Items from an interface collection »
┄┄┄┄┄┄

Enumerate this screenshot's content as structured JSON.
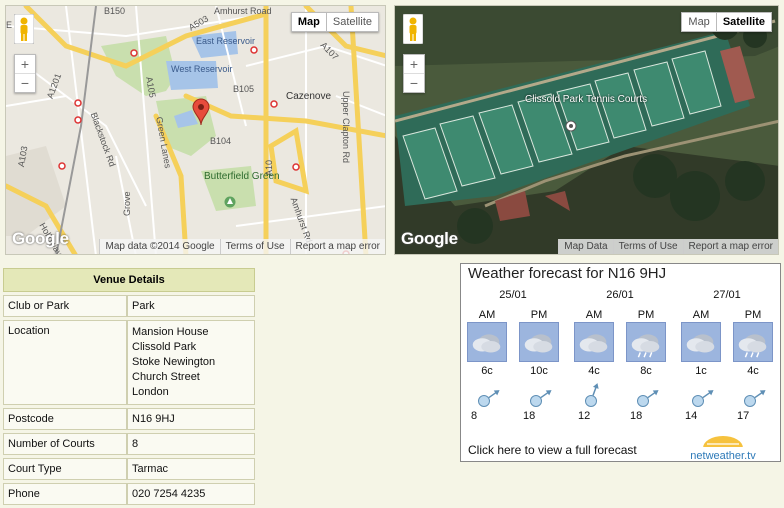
{
  "road_map": {
    "type_buttons": {
      "map": "Map",
      "satellite": "Satellite"
    },
    "zoom_in": "+",
    "zoom_out": "−",
    "logo": "Google",
    "attribution": [
      "Map data ©2014 Google",
      "Terms of Use",
      "Report a map error"
    ],
    "labels": {
      "b150": "B150",
      "amhurst_road_top": "Amhurst Road",
      "a503": "A503",
      "east_reservoir": "East Reservoir",
      "west_reservoir": "West Reservoir",
      "b105": "B105",
      "cazenove": "Cazenove",
      "upper_clapton_rd": "Upper Clapton Rd",
      "a107": "A107",
      "a1201": "A1201",
      "blackstock_rd": "Blackstock Rd",
      "green_lanes": "Green Lanes",
      "a105": "A105",
      "b104": "B104",
      "a10": "A10",
      "a103": "A103",
      "butterfield_green": "Butterfield Green",
      "amhurst_rd": "Amhurst Rd",
      "grove": "Grove",
      "holloway": "Holloway",
      "edge_e": "E"
    }
  },
  "sat_map": {
    "type_buttons": {
      "map": "Map",
      "satellite": "Satellite"
    },
    "zoom_in": "+",
    "zoom_out": "−",
    "logo": "Google",
    "place_label": "Clissold Park Tennis Courts",
    "attribution": [
      "Map Data",
      "Terms of Use",
      "Report a map error"
    ]
  },
  "venue": {
    "header": "Venue Details",
    "rows": [
      {
        "key": "Club or Park",
        "value": "Park"
      },
      {
        "key": "Location",
        "value_lines": [
          "Mansion House",
          "Clissold Park",
          "Stoke Newington",
          "Church Street",
          "London"
        ]
      },
      {
        "key": "Postcode",
        "value": "N16 9HJ"
      },
      {
        "key": "Number of Courts",
        "value": "8"
      },
      {
        "key": "Court Type",
        "value": "Tarmac"
      },
      {
        "key": "Phone",
        "value": "020 7254 4235"
      }
    ]
  },
  "weather": {
    "title": "Weather forecast for N16 9HJ",
    "days": [
      "25/01",
      "26/01",
      "27/01"
    ],
    "periods": [
      {
        "label": "AM",
        "icon": "cloudy-icon",
        "temp": "6c",
        "wind": "8"
      },
      {
        "label": "PM",
        "icon": "cloudy-icon",
        "temp": "10c",
        "wind": "18"
      },
      {
        "label": "AM",
        "icon": "cloudy-icon",
        "temp": "4c",
        "wind": "12"
      },
      {
        "label": "PM",
        "icon": "rain-icon",
        "temp": "8c",
        "wind": "18"
      },
      {
        "label": "AM",
        "icon": "cloudy-icon",
        "temp": "1c",
        "wind": "14"
      },
      {
        "label": "PM",
        "icon": "rain-icon",
        "temp": "4c",
        "wind": "17"
      }
    ],
    "link_text": "Click here to view a full forecast",
    "logo_text": "netweather.tv"
  }
}
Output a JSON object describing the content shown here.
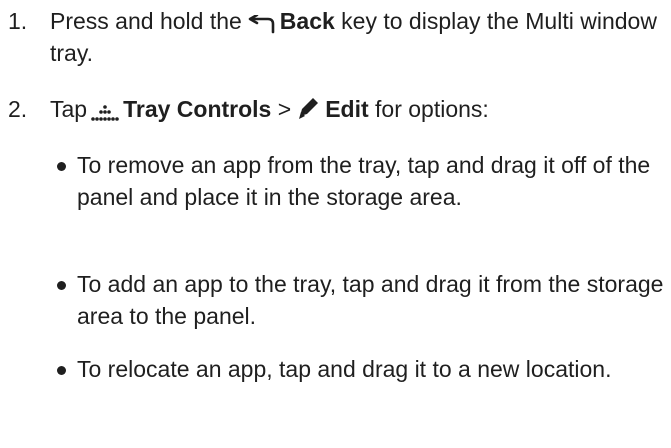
{
  "steps": [
    {
      "number": "1.",
      "text_before": "Press and hold the",
      "icon": "back-arrow-icon",
      "bold": "Back",
      "text_after": "key to display the Multi window tray."
    },
    {
      "number": "2.",
      "text_before": "Tap",
      "icon1": "tray-controls-dots-icon",
      "bold1": "Tray Controls",
      "separator": ">",
      "icon2": "edit-pencil-icon",
      "bold2": "Edit",
      "text_after": "for options:"
    }
  ],
  "bullets": [
    "To remove an app from the tray, tap and drag it off of the panel and place it in the storage area.",
    "To add an app to the tray, tap and drag it from the storage area to the panel.",
    "To relocate an app, tap and drag it to a new location."
  ],
  "colors": {
    "text": "#1f1f1f",
    "background": "#ffffff"
  }
}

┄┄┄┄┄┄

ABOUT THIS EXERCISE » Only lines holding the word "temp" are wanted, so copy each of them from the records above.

RESPONSE »
        "temp": "6c",
        "temp": "10c",
        "temp": "4c",
        "temp": "8c",
        "temp": "1c",
        "temp": "4c",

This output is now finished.